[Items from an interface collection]
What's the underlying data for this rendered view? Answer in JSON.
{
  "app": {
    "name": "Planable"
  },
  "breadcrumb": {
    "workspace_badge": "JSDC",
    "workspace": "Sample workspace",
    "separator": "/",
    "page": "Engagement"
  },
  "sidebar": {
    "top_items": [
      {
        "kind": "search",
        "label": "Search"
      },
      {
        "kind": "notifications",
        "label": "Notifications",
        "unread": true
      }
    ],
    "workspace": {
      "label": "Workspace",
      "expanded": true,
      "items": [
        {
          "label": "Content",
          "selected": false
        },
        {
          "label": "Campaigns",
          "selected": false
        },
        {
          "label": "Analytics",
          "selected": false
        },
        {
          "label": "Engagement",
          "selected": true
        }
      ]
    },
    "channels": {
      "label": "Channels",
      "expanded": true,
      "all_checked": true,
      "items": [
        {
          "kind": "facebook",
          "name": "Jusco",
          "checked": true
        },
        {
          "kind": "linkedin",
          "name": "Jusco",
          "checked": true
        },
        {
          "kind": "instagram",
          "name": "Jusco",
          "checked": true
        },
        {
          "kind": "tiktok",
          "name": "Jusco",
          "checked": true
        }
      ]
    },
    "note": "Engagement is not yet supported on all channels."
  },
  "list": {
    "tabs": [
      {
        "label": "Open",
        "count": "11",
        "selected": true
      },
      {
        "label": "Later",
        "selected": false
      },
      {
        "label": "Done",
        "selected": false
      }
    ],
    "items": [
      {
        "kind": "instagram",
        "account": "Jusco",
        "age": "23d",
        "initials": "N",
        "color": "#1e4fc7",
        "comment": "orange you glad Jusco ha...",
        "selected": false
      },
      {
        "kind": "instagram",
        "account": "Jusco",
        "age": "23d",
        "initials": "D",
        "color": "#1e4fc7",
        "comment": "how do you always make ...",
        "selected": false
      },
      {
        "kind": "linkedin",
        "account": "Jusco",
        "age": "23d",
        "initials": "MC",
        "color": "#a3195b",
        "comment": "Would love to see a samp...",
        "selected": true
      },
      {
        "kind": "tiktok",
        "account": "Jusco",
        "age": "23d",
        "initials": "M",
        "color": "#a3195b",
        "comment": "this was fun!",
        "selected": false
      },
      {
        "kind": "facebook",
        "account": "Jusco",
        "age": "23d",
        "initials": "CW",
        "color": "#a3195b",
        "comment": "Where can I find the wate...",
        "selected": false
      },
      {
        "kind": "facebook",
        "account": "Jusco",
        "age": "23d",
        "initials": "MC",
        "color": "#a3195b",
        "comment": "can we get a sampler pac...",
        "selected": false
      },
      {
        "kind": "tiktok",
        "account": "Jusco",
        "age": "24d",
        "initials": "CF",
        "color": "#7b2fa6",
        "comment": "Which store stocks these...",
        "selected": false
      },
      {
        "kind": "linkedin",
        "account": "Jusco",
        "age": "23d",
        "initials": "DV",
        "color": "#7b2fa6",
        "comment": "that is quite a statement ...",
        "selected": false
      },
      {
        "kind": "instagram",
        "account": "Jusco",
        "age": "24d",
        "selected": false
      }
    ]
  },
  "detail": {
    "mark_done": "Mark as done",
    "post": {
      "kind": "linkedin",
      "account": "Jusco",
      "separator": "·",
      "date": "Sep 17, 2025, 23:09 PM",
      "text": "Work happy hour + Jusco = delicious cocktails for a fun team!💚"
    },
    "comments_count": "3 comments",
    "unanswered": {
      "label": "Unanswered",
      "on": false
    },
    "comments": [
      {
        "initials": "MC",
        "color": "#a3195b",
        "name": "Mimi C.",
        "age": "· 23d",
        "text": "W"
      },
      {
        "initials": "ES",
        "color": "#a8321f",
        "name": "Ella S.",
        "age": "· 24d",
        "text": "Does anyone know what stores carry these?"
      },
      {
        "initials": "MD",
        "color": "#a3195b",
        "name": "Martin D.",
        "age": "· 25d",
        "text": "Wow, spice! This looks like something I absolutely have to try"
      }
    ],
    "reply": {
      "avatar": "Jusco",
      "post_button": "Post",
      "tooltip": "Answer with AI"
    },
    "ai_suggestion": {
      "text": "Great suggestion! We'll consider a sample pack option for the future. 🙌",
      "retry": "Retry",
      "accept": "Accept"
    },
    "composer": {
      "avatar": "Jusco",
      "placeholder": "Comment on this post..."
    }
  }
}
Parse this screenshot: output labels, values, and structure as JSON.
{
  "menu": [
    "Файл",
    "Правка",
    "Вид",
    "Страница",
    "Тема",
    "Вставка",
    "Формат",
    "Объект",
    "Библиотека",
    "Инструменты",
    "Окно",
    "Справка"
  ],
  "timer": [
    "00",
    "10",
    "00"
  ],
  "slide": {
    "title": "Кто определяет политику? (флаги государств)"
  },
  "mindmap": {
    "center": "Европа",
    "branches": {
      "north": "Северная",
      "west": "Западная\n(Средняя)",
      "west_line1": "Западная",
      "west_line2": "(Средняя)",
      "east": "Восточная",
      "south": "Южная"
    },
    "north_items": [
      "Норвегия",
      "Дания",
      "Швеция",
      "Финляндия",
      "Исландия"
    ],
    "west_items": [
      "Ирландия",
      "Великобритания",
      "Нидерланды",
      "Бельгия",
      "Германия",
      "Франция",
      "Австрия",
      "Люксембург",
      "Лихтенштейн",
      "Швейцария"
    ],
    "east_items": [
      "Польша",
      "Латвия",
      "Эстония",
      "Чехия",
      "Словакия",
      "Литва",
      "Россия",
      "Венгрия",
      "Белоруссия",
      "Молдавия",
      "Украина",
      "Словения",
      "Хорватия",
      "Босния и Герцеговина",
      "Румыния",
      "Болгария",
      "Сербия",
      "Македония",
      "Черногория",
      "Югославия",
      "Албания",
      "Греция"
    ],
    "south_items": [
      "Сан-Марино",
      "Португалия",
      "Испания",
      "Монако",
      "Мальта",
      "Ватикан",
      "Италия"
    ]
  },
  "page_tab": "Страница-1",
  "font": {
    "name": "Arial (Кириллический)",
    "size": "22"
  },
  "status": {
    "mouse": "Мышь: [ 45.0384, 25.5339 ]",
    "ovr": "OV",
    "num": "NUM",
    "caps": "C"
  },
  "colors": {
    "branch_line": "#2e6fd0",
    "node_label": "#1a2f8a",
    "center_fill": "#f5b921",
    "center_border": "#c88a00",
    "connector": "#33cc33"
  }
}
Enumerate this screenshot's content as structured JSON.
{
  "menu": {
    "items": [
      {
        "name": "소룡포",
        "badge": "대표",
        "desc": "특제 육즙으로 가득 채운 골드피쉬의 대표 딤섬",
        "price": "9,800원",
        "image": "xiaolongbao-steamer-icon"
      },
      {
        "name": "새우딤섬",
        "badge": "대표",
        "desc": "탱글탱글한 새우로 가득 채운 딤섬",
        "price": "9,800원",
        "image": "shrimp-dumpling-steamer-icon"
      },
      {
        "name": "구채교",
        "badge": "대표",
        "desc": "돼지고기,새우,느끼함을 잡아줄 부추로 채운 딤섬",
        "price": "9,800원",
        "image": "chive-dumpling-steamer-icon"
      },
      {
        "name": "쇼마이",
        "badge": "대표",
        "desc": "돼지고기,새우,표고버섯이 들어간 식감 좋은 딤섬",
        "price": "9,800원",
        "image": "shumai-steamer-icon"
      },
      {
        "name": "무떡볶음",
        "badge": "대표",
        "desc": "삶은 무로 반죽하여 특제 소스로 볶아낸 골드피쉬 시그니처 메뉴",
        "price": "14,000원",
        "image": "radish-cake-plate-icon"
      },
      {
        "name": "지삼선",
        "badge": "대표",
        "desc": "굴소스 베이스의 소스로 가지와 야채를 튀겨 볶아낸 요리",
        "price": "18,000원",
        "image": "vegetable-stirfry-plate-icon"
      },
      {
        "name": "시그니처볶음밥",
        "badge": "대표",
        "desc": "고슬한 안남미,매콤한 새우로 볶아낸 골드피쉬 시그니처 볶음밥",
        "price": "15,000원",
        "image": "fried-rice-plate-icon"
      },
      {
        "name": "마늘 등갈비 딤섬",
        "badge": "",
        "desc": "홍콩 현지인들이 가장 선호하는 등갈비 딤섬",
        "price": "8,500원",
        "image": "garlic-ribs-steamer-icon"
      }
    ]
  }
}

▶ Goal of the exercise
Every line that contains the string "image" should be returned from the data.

▶ Response to this task
        "image": "xiaolongbao-steamer-icon"
        "image": "shrimp-dumpling-steamer-icon"
        "image": "chive-dumpling-steamer-icon"
        "image": "shumai-steamer-icon"
        "image": "radish-cake-plate-icon"
        "image": "vegetable-stirfry-plate-icon"
        "image": "fried-rice-plate-icon"
        "image": "garlic-ribs-steamer-icon"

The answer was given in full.